Two separate accidents across the Williston region on Saturday have added to the growing concern about Bakken oil safety and is fueling the intense debate about the way oil is produced, contained and transported in the United States.
In a new series of posts, we will examine this issue and try to separate the facts from the hype and the science from the scare tactics.
Related: Bakken Oil Transport Still Not Safe
An explosion erupted at 3:00am at an oil and gas waste disposal site north of Alexander, N.D. in McKenzie County. There were no injuries reported, but the massive fire spread to eight storage tanks and was so intense that emergency crews decided to let it burn itself out. The flames subsided by mid morning just as three oil tanks operated by Marathon went up in flames another 53 miles away, near the small town of Killdeer. These incidents were only a few weeks after eight tanks were destroyed in the same area as 1500 barrels of crude blazed across the street from an Enbridge facility.

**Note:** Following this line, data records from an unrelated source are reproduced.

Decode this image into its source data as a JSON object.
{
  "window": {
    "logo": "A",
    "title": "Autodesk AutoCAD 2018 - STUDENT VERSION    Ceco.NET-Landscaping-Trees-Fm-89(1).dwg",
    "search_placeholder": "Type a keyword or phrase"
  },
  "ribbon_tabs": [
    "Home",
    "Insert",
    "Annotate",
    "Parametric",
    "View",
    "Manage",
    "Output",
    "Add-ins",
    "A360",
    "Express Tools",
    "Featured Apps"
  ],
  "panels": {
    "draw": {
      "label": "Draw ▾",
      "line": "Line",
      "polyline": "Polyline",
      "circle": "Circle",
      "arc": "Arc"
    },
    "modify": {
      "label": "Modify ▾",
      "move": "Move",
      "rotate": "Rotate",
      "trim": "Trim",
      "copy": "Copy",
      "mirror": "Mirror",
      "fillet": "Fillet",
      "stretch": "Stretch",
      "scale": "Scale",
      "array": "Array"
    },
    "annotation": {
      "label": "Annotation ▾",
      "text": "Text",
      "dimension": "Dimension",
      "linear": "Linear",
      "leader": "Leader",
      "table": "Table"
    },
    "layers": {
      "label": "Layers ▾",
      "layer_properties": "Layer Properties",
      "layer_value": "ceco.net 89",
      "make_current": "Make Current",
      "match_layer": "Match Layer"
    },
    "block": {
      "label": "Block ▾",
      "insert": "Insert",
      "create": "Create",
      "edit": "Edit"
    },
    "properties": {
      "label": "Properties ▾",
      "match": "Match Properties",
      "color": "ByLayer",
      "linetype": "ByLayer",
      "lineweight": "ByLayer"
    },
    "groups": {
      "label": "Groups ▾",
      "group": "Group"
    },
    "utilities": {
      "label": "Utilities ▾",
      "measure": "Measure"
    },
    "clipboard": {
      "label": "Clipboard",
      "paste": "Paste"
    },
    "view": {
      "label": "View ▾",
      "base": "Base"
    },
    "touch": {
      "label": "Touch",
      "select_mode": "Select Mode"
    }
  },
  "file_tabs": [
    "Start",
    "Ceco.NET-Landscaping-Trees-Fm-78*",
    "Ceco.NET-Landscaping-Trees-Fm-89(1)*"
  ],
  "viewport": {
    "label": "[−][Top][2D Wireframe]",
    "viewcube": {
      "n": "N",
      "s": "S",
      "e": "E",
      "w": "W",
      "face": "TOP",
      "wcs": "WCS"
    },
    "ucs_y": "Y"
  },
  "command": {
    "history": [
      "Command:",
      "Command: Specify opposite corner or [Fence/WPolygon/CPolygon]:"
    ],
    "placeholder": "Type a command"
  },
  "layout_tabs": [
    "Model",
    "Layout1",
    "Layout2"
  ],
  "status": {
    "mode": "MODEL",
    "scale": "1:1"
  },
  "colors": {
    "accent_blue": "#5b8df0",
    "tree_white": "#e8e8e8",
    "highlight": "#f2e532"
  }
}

Crude by Rail
A top concern when thinking about Bakken oil safety is the transport of crude by rail.
With oil production currently at all time highs, the amount of crude traveling the country will escalate and, many fear, so may the number of accidents.
Just in the last few weeks, there have been a number of news reports of these accidents:

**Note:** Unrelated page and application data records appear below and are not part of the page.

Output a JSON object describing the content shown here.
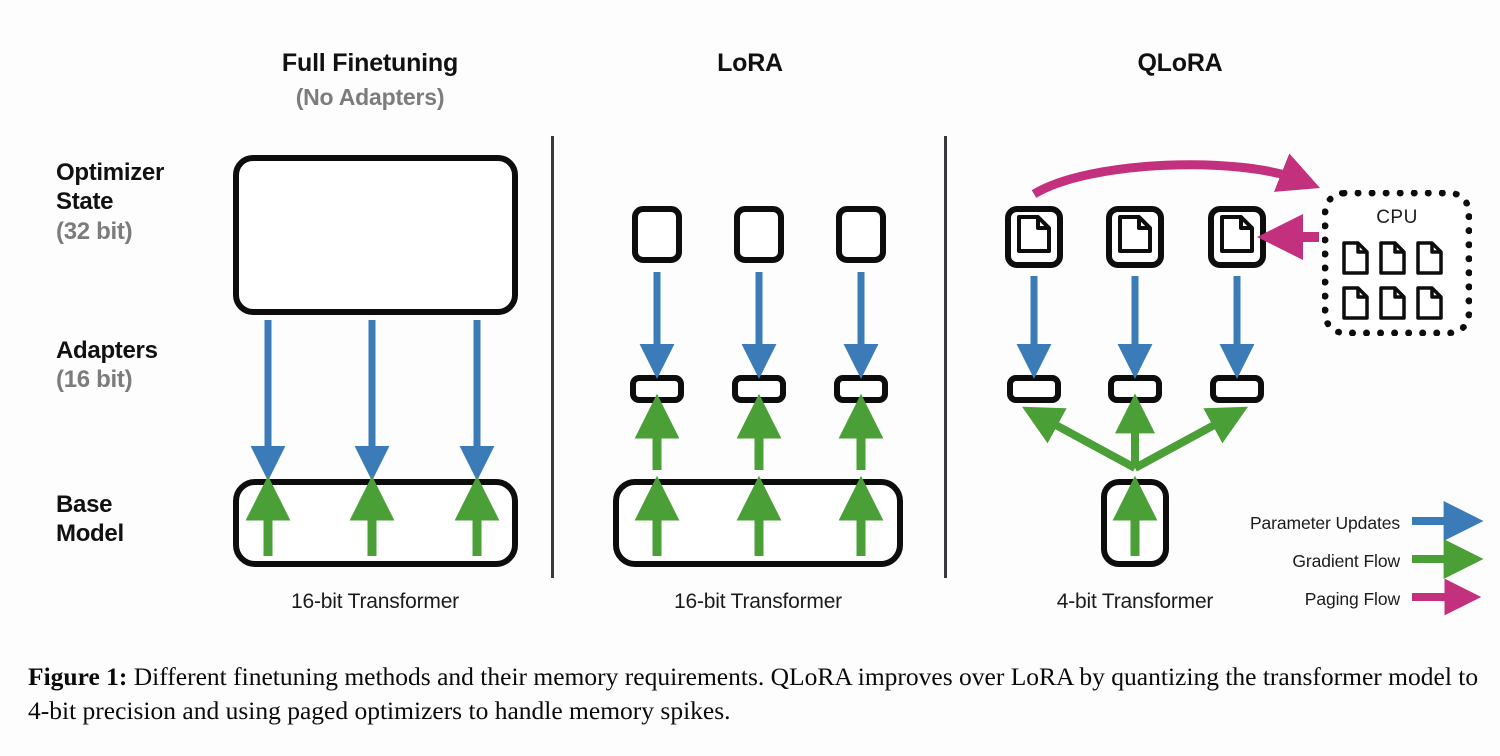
{
  "figure": {
    "caption_label": "Figure 1:",
    "caption_text": "Different finetuning methods and their memory requirements. QLoRA improves over LoRA by quantizing the transformer model to 4-bit precision and using paged optimizers to handle memory spikes."
  },
  "columns": [
    {
      "title": "Full Finetuning",
      "subtitle": "(No Adapters)",
      "footer": "16-bit Transformer"
    },
    {
      "title": "LoRA",
      "subtitle": "",
      "footer": "16-bit Transformer"
    },
    {
      "title": "QLoRA",
      "subtitle": "",
      "footer": "4-bit Transformer"
    }
  ],
  "rows": [
    {
      "name": "Optimizer State",
      "line1": "Optimizer",
      "line2": "State",
      "bits": "(32 bit)"
    },
    {
      "name": "Adapters",
      "line1": "Adapters",
      "line2": "",
      "bits": "(16 bit)"
    },
    {
      "name": "Base Model",
      "line1": "Base",
      "line2": "Model",
      "bits": ""
    }
  ],
  "cpu": {
    "label": "CPU",
    "page_count": 6
  },
  "legend": {
    "items": [
      {
        "label": "Parameter Updates",
        "color": "#3b7cb8"
      },
      {
        "label": "Gradient Flow",
        "color": "#4aa037"
      },
      {
        "label": "Paging Flow",
        "color": "#c3307d"
      }
    ]
  },
  "colors": {
    "parameter_updates": "#3b7cb8",
    "gradient_flow": "#4aa037",
    "paging_flow": "#c3307d",
    "outline": "#0d0d0d",
    "muted_text": "#7c7c7c",
    "background": "#fdfdfd"
  },
  "chart_data": {
    "type": "diagram",
    "title": "Different finetuning methods and their memory requirements",
    "panels": [
      {
        "name": "Full Finetuning",
        "optimizer_state": {
          "blocks": 1,
          "shape": "one-wide-box",
          "bits": 32
        },
        "adapters": {
          "blocks": 0
        },
        "base_model": {
          "blocks": 1,
          "shape": "wide-box",
          "precision": "16-bit"
        },
        "parameter_update_arrows": 3,
        "gradient_arrows": 3,
        "paging_arrows": 0
      },
      {
        "name": "LoRA",
        "optimizer_state": {
          "blocks": 3,
          "shape": "three-small-squares",
          "bits": 32
        },
        "adapters": {
          "blocks": 3,
          "shape": "three-small-pills",
          "bits": 16
        },
        "base_model": {
          "blocks": 1,
          "shape": "wide-box",
          "precision": "16-bit"
        },
        "parameter_update_arrows": 3,
        "gradient_arrows": 6,
        "paging_arrows": 0
      },
      {
        "name": "QLoRA",
        "optimizer_state": {
          "blocks": 3,
          "shape": "three-paged-squares",
          "bits": 32,
          "paged": true
        },
        "adapters": {
          "blocks": 3,
          "shape": "three-small-pills",
          "bits": 16
        },
        "base_model": {
          "blocks": 1,
          "shape": "narrow-tall-box",
          "precision": "4-bit"
        },
        "parameter_update_arrows": 3,
        "gradient_arrows": 4,
        "paging_arrows": 2,
        "cpu_offload": {
          "pages": 6
        }
      }
    ]
  }
}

- 3/8/15:Train carrying crude oil derails in northern Ontario more
- 3//7/15 Train carrying crude oil derails in Canada more

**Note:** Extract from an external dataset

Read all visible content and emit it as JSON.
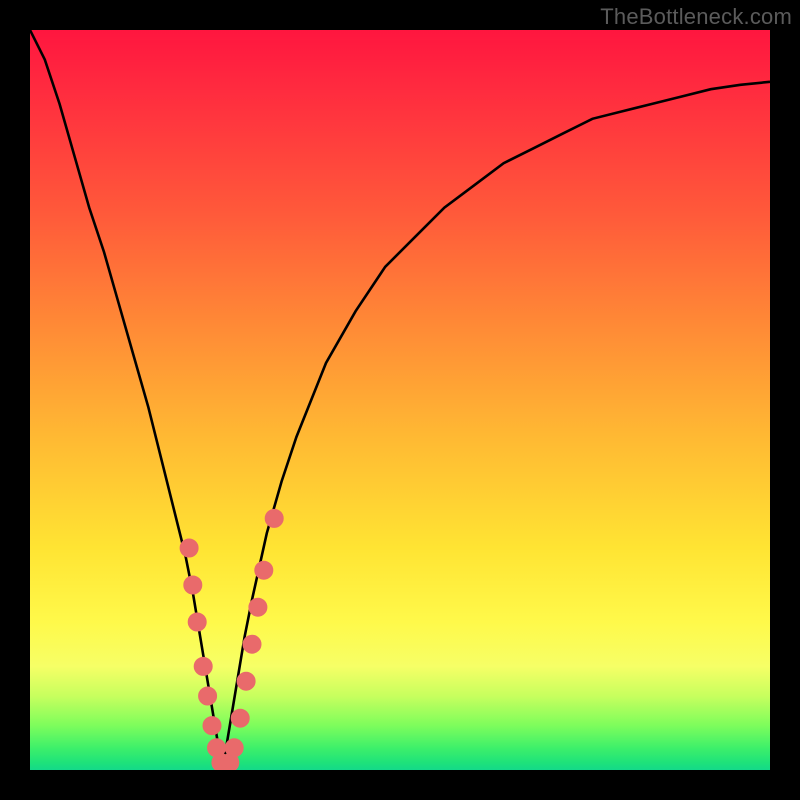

- 3/6/15: Oil train carrying Bakken crude explodes in Illinois more
- 2/14/15 Train carrying crude oil derails in Canada more
- 2/17/15: WV derailment carries Bakken crude in more
Next in the series: Is Bakken crude really more dangerous?